This is why a diet high in fiber is important. Fiber moves the toxins out of your system and there is less of a buffet for the bacteria, and less gas and bloating for us. Probiotics (like acidophilus) feed the beneficial bacteria and have traditionally been recommended to support good bacteria after a course of antibiotics (which kill both good and bad bacteria). Probiotics can be taken other times as well.
Ideally, then, we should get the enzymes we need for digestion by eating food that contains enzymes or using the digestive enzymes our body has available. Unfortunately, if we don't have enough digestive enzymes, metabolic enzymes may be called on. Then they're not available for their intended work, like repairing tissue and fighting disease. Force your digestive system out of order and your immune system must work harder.
'Think of having a bank account, very much like your own checking account, of enzymes,' explains Dr. Brian Wussow, from Wussow Chiropractic in Middleton. 'When your money is gone, you have to make a deposit before you can make a withdrawal.
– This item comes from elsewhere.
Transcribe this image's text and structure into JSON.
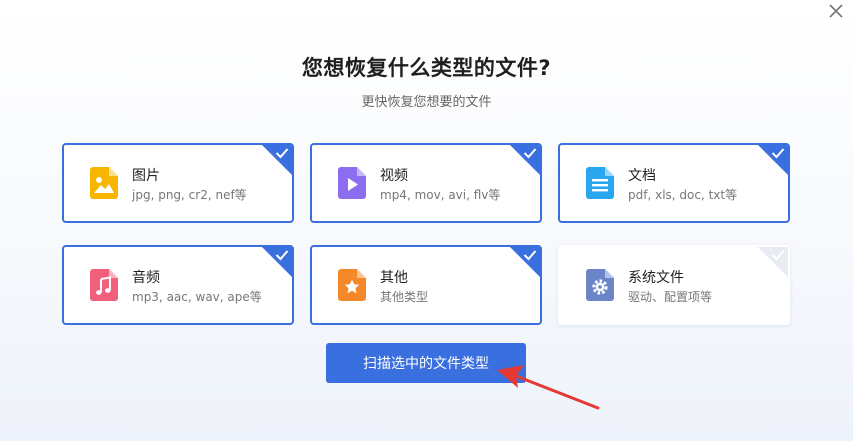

In the body, we have a limited capacity of how many enzymes we can make per day. So if we have to use most of them up digesting processed food or a gluttonous meal, we can't write any more enzyme checks for the immune system and the other vital systems of the body.'
There are also plant-based enzyme supplements available over the counter that enzyme proponents say aid in digestion.
Plant enzymes are thought to be helpful because they can digest in a wider range of pH than our own bodies, so they can begin to digest food before it reaches the stomach or intestines. This means that you don't have to depend only on your own stomach enzymes, and if your food is partly digested before it gets to your intestines, your pancreas works less. With more enzymes to do the work, digestion is more complete and there is less matter left in the colon to rot.
'Plant enzymes are safe and promote health by eliminating the need for the body to provide all of the enzymes for digesting cooked and processed food,' says Emily Light, a holistic nutrition specialist in the supplements section at Madison's Community Pharmacy.
'Digestive enzymes sold over the counter are potentially safe for long-term use and can be beneficial,' says Richard Kilmer, pharmacist at Community Pharmacy, 'but don't assume that your digestive disorders are caused by a lack of enzymes. Something else could be going on. If you have symptoms that persist, see a physician.'
Knowing more about the science of digestion has changed my worldview. I'm slowly making lifestyle changes that keep my digestion in balance and don't overspend my enzyme resources; I don't want them to retire before I do. I feel more at home in my body, have more energy and feel better now than I did a decade ago. Now I understand why the choices I make about food today might relate to feeling good in another decade. And as we prepare to live longer lives, our future wellness depends upon the choices we make today.